Preferred Technical Approach: OWL and RDF-SKOS Files

The following approaches assume that the project under consideration requires mapping and not the construction of a new vocabulary or ontology. If the mapping project will be complex or persistent (referenced for 12 months or longer), then for long-term maintainability and standardization, it should begin with either the OWL or RDF-SKOS technologies. Although each has some start-up costs to learn the technology, they both provide more advanced and reusable results and more useful tools that can quickly recoup the up-front costs.

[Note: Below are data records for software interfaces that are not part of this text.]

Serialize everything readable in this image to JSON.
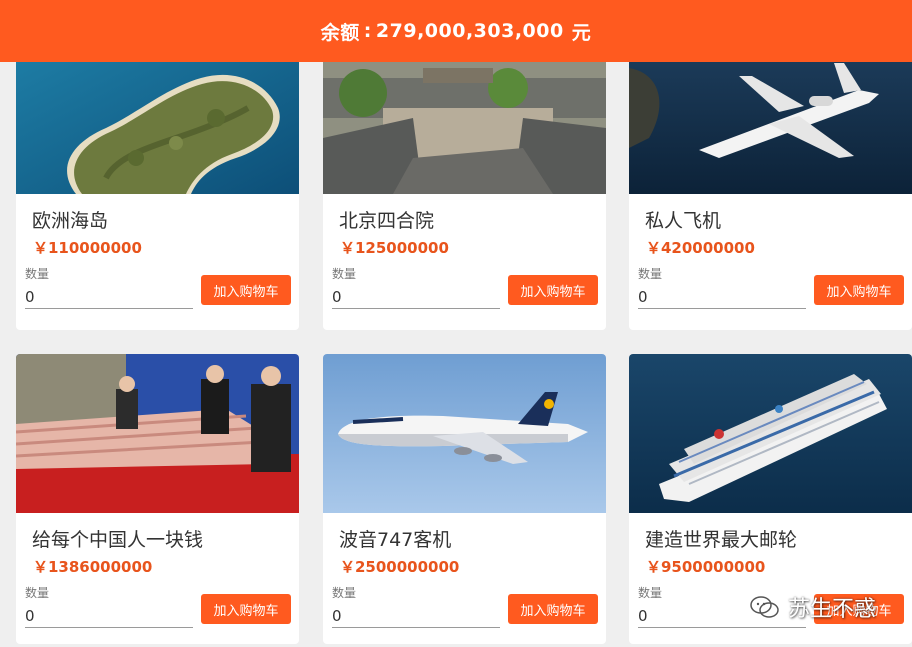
{
  "header": {
    "balance_label": "余额",
    "balance_sep": ":",
    "balance_value": "279,000,303,000",
    "balance_unit": "元",
    "bg_color": "#ff5a1f"
  },
  "products": [
    {
      "title": "欧洲海岛",
      "price": "￥110000000",
      "qty_label": "数量",
      "qty_value": "0",
      "button": "加入购物车"
    },
    {
      "title": "北京四合院",
      "price": "￥125000000",
      "qty_label": "数量",
      "qty_value": "0",
      "button": "加入购物车"
    },
    {
      "title": "私人飞机",
      "price": "￥420000000",
      "qty_label": "数量",
      "qty_value": "0",
      "button": "加入购物车"
    },
    {
      "title": "给每个中国人一块钱",
      "price": "￥1386000000",
      "qty_label": "数量",
      "qty_value": "0",
      "button": "加入购物车"
    },
    {
      "title": "波音747客机",
      "price": "￥2500000000",
      "qty_label": "数量",
      "qty_value": "0",
      "button": "加入购物车"
    },
    {
      "title": "建造世界最大邮轮",
      "price": "￥9500000000",
      "qty_label": "数量",
      "qty_value": "0",
      "button": "加入购物车"
    }
  ],
  "watermark": {
    "text": "苏生不惑",
    "icon": "wechat-icon"
  },
  "colors": {
    "accent": "#ff5a1f",
    "price": "#e8541c"
  }
}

RDF-SKOS is being adopted for many vocabulary mapping projects in which simple relationships and associations are the principle objective. The mapping relationships that have been developed in SKOS are useful for such projects, although quite complex sets of mappings among vocabularies can be developed.

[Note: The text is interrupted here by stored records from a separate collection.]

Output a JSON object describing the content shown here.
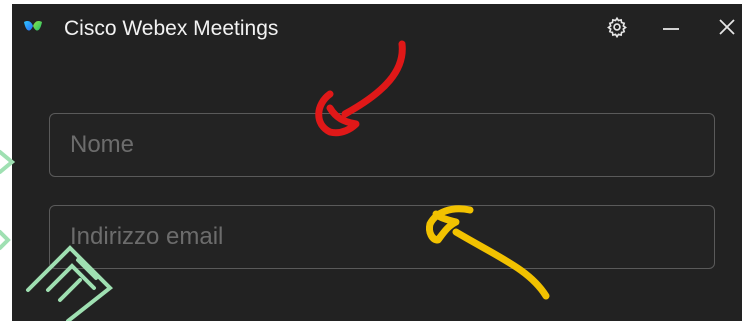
{
  "window": {
    "title": "Cisco Webex Meetings",
    "app_icon": "webex-logo",
    "controls": [
      {
        "name": "settings",
        "icon": "gear-icon"
      },
      {
        "name": "minimize",
        "icon": "minimize-icon"
      },
      {
        "name": "close",
        "icon": "close-icon"
      }
    ]
  },
  "form": {
    "name_field": {
      "placeholder": "Nome",
      "value": ""
    },
    "email_field": {
      "placeholder": "Indirizzo email",
      "value": ""
    }
  },
  "annotations": {
    "arrow_red": {
      "color": "#e01818",
      "points_to": "name-field"
    },
    "arrow_yellow": {
      "color": "#f2c200",
      "points_to": "email-field"
    }
  },
  "colors": {
    "background": "#222222",
    "field_border": "#5a5a5a",
    "placeholder": "#6c6c6c",
    "watermark": "#9fe0b2"
  }
}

On the other hand, OWL enables complex statements about many aspects of relationships between vocabulary terms and can be used in a more formal framework. It is the appropriate tool when the vocabularies themselves are already in OWL and a rich semantic framework is likely to be of value in the future. OWL may also be the more appropriate tool if many different types of relationships are anticipated or if one or more vocabularies are planned to be the basis of an upper ontology.

A fairly straightforward discussion of the differences between OWL and SKOS can be found in section 1.3 of the W3C SKOS reference with additional context elsewhere in that document.

Tool Support

There are many simple and sophisticated tools for working with mappings and ontologies. For the relatively simple task of producing vocabulary mappings, a simple approach may be desirable. If you have a vocabulary list in the form of a text file, the first step will be to convert your list into an RDF or OWL file. The open source MMI tools Voc2OWL and Voc2RDF can perform this transformation fairly quickly.

Once your files are in RDF or OWL, the vocabulary mapping tool VINE—also an open source tool from MMI—is available to perform mappings. This tool finds similar terms and easily maps them.

Among more sophisticated tools, Protégé is a free, full-featured and widely used choice and has collaboration features that are helpful in developing domain ontologies for a community. The comprehensive list of ontology tools on the MMI site describes more options.

Community Challenges

In addition to technical challenges, there are cultural and attitudinal challenges associated with mapping vocabularies and caused by misconceptions in the science community:

  • Lack of immediate need or value leading to unwillingness to participate
  • Perception that mapping is too difficult or that processes make it needlessly complicated
  • Busy PIs who are too busy to participate in mapping processes and think that the job should be done by developers
  • Belief that standards and terms from other projects are not relevant to an individual PI’s project

Creating effective vocabulary mappings is time-consuming and technically challenging. We strongly encourage people who need to produce vocabulary mappings to engage key members of their scientific community to participate in a focused effort.

Preferred Community Approach: Vocabulary Mapping Workshops

To produce a robust mapping, at least several domain science experts will be needed for a day or two, often on several occasions. To overcome the cultural challenges and to address the goal of producing effective mappings, community adoption of vocabulary mapping workshops provides a practical approach. The MMI project has held such workshops and developed a comprehensive template for others to hold them. All are welcome to adopt this template for their own communities, although we do suggest you contact us if you plan to use it, and we request appropriate credit during your workshop. The MMI project welcomes feedback regarding the use and improvement of the template and tools.

Suggested Citation

Graybeal, J. 2011. "Mapping Among Controlled Vocabularies." In The MMI Guides: Navigating the World of Marine Metadata. Accessed October 26, 2020.